Vol 3 Section 0880

818                                                                        1903

J.C. Woodbury wrote from NYC to Sam about Christian Science books: “It wont cost much more to send the bunch, than just those you selected, and you might miss something wanted later on, so unless I hear to the contrary will forward the box by ex- Saturday A.M.” [MTP].

February 6 FridayIn Riverdale, N.Y. Sam wrote to Emilie R. Rogers (Mrs. H.H. Rogers).

“Yes, dear Mrs. Rogers, Sunday the 15th , that is the date. If you will be good enough to telephone me an hour before you leave home I will roust out the Riverdale ambulance so that you won’t have to walk up from the station” [MTHHR 518].

Sam also wrote to Samuel M. Bergheim, enclosing a copy of the cable shared with Wright on Feb. 5.

Your letter of January 26th has this moment reached me. I notice one or two defects in it: you were not astonished when you heard from Mr. Wright that I had heard nothing about your work there.

You knew quite well that I had had no information which the London Plasmon Company had been able to conceal from me, during the past two years and one month.

You were not almost certain that Mr. Mc Allister was in frequent communication with me, and that he was furnishing me business details due to me as a director during many months, and due to me afterward in the form of annual reports to stock holders, because you knew better when you wrote that.

You would not have written me before, in the circumstances suggested by you—it is a superstition.

The Company’s secretary did not send me a report of your annual meeting, and you are not sorry it never reached me. You know, and he knows that a document with my name on it cannot be sent to North America so misdirected that it will not find me inside of three days. You both know as I have remarked, that he has never sent me an Annual report, that he has never given me notice of an annual meeting, and that he has violated his duty toward me as a stock holder, deliberately, persistently and always.

Such is your first paragraph as I read it. Your second deals in non committal generalities of a sort commonly furnished by business men to prying outsiders, but never toward insiders from whom they have nothing of a damaging character to conceal. The rest of the paragraph consists of last year’s mince pie of carefully confused and information-avoiding hopes, conjectures and guesses, warmed over for this year’s consumption. I know, from trustworthier sources, that more than double the sum you are longing to reach, was reached seven months ago. I also know that you could pay a 50% dividend today if you wanted to. I am warned, from sources which I respect, that the Company is crooked, and has private schemes which will not bear the light. The Company’s deliberately dishonest course toward me for two years, is good circumstantial evidence that the warning was well founded.
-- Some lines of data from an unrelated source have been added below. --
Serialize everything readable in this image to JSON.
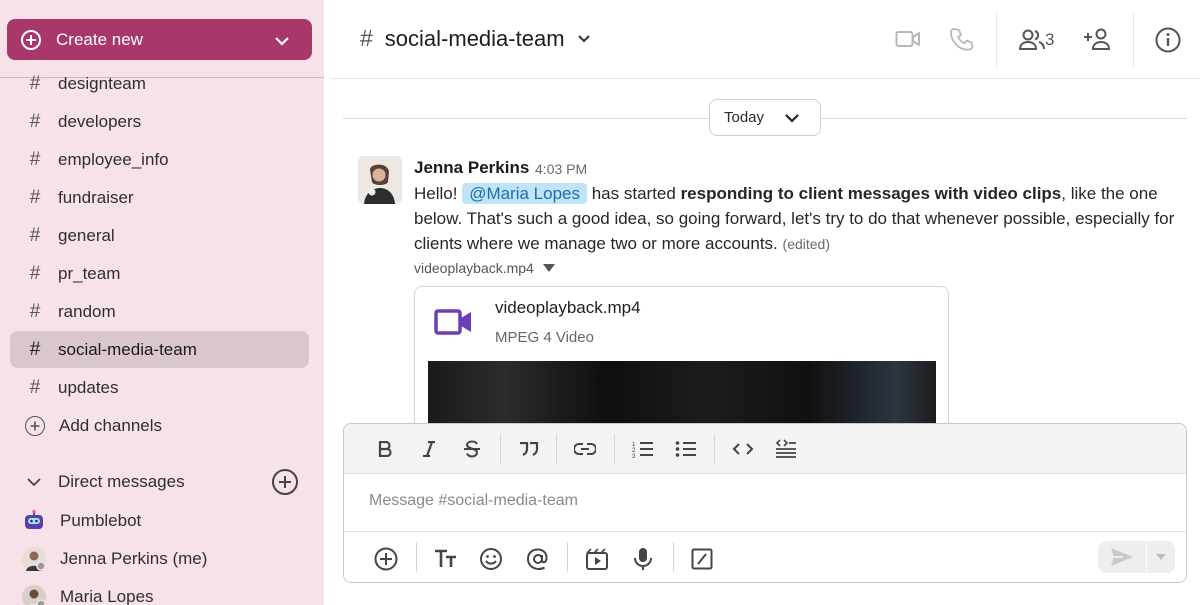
{
  "sidebar": {
    "create_label": "Create new",
    "channels": [
      {
        "name": "designteam"
      },
      {
        "name": "developers"
      },
      {
        "name": "employee_info"
      },
      {
        "name": "fundraiser"
      },
      {
        "name": "general"
      },
      {
        "name": "pr_team"
      },
      {
        "name": "random"
      },
      {
        "name": "social-media-team",
        "active": true
      },
      {
        "name": "updates"
      }
    ],
    "add_channels_label": "Add channels",
    "dm_header": "Direct messages",
    "dms": [
      {
        "name": "Pumblebot"
      },
      {
        "name": "Jenna Perkins (me)"
      },
      {
        "name": "Maria Lopes"
      }
    ],
    "hash": "#"
  },
  "header": {
    "channel_name": "social-media-team",
    "hash": "#",
    "member_count": "3",
    "icons": [
      "video-icon",
      "phone-icon",
      "members-icon",
      "add-member-icon",
      "info-icon"
    ]
  },
  "date_divider": {
    "label": "Today"
  },
  "message": {
    "author": "Jenna Perkins",
    "time": "4:03 PM",
    "text_1": "Hello! ",
    "mention": "@Maria Lopes",
    "text_2": " has started ",
    "text_bold": "responding to client messages with video clips",
    "text_3": ", like the one below. That's such a good idea, so going forward, let's try to do that whenever possible, especially for clients where we manage two or more accounts.",
    "edited": "(edited)",
    "attachment_label": "videoplayback.mp4",
    "attachment": {
      "file_name": "videoplayback.mp4",
      "file_type": "MPEG 4 Video"
    }
  },
  "composer": {
    "placeholder": "Message #social-media-team",
    "toolbar": [
      "bold-icon",
      "italic-icon",
      "strikethrough-icon",
      "quote-icon",
      "link-icon",
      "ordered-list-icon",
      "bullet-list-icon",
      "code-icon",
      "code-block-icon"
    ],
    "bottom": [
      "attach-icon",
      "text-format-icon",
      "emoji-icon",
      "mention-icon",
      "video-clip-icon",
      "microphone-icon",
      "slash-command-icon",
      "send-icon"
    ]
  },
  "colors": {
    "sidebar_bg": "#f7e2ea",
    "accent": "#a8376a",
    "mention_bg": "#bfe3f7",
    "video_icon": "#6b3fb5"
  }
}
I want every detail of the business that I was entitled to have while a director, and which the Company for its own reasons has withheld from me. In addition I want every report, and every document of any kind that any other stock holder has received during these two years. I want my address—which has been suppressed replaced upon the secretary’s list. I want direct communication with the Company; there is no occasion to grope for me through the New York office. If I get another letter filled with diplomatic vacancies, I will publish it together, with comments similar to these which I am now making on this one. In future I want all information due to me as a stock holder sent to me promptly when it is due. In case of failure to comply with any of these requests, you will get a cablegram from me once a week until the defect is made good. I enclose a copy of the first one. I had ordered it to be sent to the Company day before yesterday, and the order had already gone to the city by mail, when Mr. Wright telephoned me that your letter was in his hands and would reach me yesterday evening, therefore I stopped the order [MTP].

Edward Thimme and Clarence Davis of the Direct Legislation League of NY wrote to Sam soliciting his signature on a petition for an amendment to the NY Constitution, calling for direct legislation by Initiative and Referendum. Sam wrote on the letter: “Would be glad to sign the petition” [MTP].

Fatout lists a dinner speech by Mark Twain at the Century Club, NYC. [MT Speaking 672], which he likely

surmised from the following NB entry, though no speech is mentioned:

SLC used mourning border for most letters from Susy’s death on, then from Livy’s death on.